Interestingly another 15cm Howitzer armed infantry support vehicle came out of the African Campaign on the German side. The 15cm sIG 33 auf. F. Pz.Kpfw. III (Sf.), which is essentially as 15cm sIG 33 fitted onto the chassis of a Panzer III. Only one was ever built, and was assigned to the 708. Heavy Self-propelled Infantry Gun Company in Schutzen-Regiment 200. 

Sturmpanzer II Bison – Support when it counts

Both Companies fought through most of the battles in North Africa, until the German surrender in Tunisia in 1943.

It is very similar to the Sturmpanzer II Bison, with a 15cm Howitzer dropped into a damaged Panzer III chassis, and a modified gun-shield, and deeper fighting compartment. It also had racks fitted at the rear to carry supplies and ammunition. It was one of many experimental or unconventional vehicles used in North Africa that were known as “Rommels Funnies, like the Diana Tank Hunter or the Panzer-Selbstfahrlafette II 7.5cm half-track Tank Hunter.
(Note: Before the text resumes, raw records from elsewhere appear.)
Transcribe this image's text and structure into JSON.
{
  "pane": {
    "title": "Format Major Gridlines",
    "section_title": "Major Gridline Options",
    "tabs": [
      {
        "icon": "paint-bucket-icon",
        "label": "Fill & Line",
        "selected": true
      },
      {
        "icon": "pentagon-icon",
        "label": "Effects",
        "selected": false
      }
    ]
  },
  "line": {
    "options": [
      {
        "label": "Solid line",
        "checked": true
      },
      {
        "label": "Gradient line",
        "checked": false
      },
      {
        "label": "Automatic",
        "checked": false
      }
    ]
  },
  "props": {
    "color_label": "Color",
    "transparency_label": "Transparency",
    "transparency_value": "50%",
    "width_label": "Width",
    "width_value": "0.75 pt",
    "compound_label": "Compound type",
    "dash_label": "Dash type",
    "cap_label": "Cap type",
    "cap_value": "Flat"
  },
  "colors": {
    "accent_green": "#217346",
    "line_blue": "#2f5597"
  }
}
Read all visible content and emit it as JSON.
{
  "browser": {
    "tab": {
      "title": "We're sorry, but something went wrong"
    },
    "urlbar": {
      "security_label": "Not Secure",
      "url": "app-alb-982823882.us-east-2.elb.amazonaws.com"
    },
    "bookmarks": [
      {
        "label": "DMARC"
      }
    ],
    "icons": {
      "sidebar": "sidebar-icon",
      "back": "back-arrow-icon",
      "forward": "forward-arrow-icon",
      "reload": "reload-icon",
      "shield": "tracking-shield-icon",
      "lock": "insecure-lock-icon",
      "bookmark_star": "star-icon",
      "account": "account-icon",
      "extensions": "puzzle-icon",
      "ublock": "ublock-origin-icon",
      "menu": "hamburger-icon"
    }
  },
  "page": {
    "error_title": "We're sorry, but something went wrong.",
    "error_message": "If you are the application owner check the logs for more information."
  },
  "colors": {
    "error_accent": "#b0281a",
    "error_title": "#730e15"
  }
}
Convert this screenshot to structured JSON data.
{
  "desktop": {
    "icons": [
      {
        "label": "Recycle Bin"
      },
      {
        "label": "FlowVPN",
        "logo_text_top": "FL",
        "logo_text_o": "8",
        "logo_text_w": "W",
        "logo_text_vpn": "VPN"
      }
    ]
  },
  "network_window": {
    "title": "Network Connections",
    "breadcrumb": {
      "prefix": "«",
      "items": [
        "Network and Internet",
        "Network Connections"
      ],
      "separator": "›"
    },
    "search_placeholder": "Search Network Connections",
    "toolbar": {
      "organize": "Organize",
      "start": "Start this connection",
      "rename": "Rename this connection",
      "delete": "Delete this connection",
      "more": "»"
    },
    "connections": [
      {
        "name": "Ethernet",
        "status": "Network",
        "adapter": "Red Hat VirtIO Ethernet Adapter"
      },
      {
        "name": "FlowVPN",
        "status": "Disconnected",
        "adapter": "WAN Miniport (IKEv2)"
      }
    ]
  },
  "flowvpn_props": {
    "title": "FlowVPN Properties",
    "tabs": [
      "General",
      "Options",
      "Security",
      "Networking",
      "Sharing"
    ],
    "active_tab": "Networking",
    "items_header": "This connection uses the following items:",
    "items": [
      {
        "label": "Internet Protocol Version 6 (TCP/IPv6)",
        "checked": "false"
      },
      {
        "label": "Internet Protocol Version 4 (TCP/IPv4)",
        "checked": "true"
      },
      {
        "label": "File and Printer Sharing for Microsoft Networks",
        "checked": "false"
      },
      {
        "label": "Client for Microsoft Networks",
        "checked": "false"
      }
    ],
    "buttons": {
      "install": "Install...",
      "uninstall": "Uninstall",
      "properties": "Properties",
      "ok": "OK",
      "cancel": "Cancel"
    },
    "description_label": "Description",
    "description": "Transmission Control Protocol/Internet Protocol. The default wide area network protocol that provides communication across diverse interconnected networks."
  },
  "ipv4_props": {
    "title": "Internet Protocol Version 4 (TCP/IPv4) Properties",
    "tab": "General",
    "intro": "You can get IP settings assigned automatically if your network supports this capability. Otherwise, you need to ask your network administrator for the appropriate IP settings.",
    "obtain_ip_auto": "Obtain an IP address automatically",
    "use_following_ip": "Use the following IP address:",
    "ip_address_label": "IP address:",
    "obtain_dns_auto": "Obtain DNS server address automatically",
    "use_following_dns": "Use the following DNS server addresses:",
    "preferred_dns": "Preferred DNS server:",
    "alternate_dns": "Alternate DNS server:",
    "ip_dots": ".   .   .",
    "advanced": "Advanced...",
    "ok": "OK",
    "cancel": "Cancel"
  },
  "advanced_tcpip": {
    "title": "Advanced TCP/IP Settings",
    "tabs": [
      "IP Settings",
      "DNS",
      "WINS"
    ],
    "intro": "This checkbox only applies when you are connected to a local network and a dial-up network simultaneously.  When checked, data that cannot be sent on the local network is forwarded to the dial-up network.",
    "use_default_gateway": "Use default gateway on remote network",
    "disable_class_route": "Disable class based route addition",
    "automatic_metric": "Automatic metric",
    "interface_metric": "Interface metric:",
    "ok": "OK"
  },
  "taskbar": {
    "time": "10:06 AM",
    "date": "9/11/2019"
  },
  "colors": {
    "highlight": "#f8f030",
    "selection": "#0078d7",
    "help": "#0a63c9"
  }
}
I think this would make a cool objective or conversion.


So now talking about the models use in game, it is very useful at providing support for your assaulting infantry, in pinning down defending infantry or gun teams, or in wiping out anti-tank or machine gun teams that may be hindering your advance. But as they don’t have much armour, you may need a spotter or HQ to direct the fire, to keep them safe from direct fire in return. 

Sturmpanzer II Bison – Support when it counts

To me they are a faster, and better armoured option, than just taking two Lorraine Schleppers, which may be cheaper by a point, but if your going to be attacking infantry, or machine guns, the enemy has a chance of knocking the Schleppers out, they can only bail the Bison. Besides they look cooler, and you can take both if you want…. And if you are going to take 2 Schleppers, then you should take 4….   

They will be a must take in my 90th Light Division force, got to help my Landsers take those British positions. Also, I think the model is excellent, providing some extra character and history to the Afrika Korps lists. So make sure you pick up a pair to add onto your Afrika Force.

Last Updated On Thursday, March 17, 2022 by Luke at Battlefront